Material supplied START

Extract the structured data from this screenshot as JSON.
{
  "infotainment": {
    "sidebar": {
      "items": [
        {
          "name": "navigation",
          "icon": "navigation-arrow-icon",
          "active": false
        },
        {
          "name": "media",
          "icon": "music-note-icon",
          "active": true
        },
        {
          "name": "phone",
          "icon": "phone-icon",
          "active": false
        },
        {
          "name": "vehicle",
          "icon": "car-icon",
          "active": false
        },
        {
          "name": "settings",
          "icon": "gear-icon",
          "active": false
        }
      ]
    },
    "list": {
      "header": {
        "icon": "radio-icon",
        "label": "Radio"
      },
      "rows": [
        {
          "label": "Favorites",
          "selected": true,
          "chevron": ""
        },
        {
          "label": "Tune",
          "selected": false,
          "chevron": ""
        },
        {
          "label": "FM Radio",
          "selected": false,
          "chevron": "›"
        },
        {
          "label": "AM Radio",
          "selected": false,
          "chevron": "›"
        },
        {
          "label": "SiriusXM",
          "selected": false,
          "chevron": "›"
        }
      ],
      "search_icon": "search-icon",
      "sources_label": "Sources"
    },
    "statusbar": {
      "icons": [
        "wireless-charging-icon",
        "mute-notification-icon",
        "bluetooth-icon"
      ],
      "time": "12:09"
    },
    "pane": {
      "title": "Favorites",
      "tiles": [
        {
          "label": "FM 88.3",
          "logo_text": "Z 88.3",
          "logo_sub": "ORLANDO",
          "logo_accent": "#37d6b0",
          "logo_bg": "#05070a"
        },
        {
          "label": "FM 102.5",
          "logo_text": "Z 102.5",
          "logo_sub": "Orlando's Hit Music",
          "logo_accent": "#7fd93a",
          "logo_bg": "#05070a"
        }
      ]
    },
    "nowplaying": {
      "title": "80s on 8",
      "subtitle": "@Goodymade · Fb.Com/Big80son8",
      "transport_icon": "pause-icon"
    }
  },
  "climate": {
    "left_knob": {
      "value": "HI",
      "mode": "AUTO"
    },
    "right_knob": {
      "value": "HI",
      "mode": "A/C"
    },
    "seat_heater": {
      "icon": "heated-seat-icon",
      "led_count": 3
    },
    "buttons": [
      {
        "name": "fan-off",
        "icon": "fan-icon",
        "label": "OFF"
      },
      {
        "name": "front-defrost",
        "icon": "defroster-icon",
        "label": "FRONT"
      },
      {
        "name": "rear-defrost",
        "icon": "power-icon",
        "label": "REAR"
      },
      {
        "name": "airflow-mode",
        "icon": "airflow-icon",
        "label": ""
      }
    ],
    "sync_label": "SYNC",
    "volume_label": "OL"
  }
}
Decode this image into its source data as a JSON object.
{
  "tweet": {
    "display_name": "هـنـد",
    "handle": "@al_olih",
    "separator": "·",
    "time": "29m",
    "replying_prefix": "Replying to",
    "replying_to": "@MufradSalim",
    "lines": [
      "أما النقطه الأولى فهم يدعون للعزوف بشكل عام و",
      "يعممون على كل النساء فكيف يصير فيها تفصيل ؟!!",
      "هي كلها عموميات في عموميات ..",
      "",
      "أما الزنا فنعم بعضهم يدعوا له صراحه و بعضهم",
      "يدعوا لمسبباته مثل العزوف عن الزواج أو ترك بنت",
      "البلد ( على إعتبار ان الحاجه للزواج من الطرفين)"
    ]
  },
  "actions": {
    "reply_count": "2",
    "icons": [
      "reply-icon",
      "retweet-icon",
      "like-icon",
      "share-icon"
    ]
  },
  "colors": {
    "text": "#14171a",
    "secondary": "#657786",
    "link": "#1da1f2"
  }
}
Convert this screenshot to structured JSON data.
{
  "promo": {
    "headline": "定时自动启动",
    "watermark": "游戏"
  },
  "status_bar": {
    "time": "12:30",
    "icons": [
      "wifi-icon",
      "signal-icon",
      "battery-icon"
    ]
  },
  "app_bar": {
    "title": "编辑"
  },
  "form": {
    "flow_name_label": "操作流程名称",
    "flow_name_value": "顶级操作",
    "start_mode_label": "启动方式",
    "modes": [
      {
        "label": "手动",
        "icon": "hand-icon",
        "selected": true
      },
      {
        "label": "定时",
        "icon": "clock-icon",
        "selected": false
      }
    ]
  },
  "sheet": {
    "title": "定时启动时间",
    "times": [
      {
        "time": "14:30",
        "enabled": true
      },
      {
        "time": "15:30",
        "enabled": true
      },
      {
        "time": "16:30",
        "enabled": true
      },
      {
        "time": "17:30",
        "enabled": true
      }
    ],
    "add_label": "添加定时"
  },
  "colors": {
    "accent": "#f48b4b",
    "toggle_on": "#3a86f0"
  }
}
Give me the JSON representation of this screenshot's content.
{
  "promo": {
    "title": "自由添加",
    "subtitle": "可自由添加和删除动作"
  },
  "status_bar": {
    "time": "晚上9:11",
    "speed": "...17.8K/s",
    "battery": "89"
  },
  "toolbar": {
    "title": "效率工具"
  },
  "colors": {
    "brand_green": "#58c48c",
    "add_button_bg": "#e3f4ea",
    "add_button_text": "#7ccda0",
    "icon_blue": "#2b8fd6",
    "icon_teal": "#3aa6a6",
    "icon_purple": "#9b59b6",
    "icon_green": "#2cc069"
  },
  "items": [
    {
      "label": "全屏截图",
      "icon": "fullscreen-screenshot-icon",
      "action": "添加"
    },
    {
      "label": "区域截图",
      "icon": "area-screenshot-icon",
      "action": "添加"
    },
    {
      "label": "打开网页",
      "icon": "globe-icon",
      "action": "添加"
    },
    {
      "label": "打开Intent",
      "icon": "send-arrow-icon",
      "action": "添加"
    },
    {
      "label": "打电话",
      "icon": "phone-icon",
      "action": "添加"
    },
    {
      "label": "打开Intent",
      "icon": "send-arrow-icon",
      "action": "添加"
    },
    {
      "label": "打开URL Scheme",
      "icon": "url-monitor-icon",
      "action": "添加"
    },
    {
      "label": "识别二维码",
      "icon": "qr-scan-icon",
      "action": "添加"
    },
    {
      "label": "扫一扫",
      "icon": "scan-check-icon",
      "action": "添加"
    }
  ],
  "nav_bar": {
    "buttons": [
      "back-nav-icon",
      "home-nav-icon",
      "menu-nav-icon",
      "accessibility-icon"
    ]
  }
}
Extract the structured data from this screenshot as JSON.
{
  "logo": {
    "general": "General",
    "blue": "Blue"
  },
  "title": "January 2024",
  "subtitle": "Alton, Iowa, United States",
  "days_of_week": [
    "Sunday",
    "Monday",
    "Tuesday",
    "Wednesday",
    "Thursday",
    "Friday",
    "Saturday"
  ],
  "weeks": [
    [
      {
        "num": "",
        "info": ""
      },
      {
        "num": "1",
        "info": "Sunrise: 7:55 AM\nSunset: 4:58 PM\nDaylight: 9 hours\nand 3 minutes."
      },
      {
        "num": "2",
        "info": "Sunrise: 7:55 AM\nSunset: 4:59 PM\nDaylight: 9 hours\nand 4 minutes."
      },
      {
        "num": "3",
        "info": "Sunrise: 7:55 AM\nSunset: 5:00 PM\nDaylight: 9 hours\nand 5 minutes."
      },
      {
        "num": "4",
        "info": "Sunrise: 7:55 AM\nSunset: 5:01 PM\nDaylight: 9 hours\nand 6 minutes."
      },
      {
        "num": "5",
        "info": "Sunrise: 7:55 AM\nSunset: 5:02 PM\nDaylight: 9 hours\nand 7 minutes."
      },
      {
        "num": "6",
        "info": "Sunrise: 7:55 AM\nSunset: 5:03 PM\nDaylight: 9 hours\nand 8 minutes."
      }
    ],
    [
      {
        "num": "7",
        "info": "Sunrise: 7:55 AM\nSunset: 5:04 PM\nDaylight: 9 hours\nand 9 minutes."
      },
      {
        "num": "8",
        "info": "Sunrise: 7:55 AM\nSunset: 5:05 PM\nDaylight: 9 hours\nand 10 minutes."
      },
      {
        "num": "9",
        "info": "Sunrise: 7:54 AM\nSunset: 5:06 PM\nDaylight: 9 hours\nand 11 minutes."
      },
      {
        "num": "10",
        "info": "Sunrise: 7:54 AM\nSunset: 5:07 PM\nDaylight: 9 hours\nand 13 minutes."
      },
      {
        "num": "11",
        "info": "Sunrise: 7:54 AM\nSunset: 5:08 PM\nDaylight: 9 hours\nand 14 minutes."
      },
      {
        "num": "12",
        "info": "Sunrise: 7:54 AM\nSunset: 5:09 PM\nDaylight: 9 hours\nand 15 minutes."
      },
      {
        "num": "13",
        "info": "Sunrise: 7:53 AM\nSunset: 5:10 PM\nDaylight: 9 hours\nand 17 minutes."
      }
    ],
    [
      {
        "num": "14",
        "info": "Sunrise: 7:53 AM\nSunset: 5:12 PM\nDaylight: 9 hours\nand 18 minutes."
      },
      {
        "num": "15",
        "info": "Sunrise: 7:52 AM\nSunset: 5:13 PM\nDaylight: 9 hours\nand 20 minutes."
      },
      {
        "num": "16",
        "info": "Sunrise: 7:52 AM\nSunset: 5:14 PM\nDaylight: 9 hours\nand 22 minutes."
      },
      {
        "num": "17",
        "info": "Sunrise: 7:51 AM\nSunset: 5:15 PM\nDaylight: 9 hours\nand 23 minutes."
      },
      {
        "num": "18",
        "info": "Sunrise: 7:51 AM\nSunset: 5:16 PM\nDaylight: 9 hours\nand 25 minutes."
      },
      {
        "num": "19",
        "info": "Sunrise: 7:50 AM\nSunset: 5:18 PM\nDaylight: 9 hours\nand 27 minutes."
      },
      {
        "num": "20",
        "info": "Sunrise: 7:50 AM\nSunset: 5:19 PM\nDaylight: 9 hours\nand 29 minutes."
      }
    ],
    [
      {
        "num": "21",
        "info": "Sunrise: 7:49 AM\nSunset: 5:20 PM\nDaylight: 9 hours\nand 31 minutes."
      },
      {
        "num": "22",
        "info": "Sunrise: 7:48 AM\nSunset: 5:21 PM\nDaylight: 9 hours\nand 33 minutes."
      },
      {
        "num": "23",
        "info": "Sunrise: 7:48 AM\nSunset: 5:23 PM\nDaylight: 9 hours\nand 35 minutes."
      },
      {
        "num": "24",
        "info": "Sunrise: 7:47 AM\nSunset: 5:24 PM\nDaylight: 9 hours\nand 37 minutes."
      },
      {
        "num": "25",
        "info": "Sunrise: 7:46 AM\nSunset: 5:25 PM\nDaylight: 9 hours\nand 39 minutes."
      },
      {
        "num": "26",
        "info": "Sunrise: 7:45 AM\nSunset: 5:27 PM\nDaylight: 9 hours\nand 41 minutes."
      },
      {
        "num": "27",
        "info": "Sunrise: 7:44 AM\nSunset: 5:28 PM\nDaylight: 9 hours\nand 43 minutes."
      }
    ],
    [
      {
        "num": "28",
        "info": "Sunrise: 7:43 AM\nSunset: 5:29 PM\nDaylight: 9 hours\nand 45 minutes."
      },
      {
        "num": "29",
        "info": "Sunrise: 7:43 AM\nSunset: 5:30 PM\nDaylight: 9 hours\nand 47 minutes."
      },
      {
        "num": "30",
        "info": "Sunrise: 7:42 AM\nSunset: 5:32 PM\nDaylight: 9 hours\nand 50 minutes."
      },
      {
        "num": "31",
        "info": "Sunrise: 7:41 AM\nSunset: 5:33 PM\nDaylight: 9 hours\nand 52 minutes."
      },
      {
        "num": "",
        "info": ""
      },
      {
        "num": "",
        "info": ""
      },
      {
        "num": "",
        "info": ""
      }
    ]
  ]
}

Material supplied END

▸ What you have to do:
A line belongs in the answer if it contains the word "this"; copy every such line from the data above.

▸ Written reply:
Extract the structured data from this screenshot as JSON.
Decode this image into its source data as a JSON object.
Convert this screenshot to structured JSON data.
Give me the JSON representation of this screenshot's content.
Extract the structured data from this screenshot as JSON.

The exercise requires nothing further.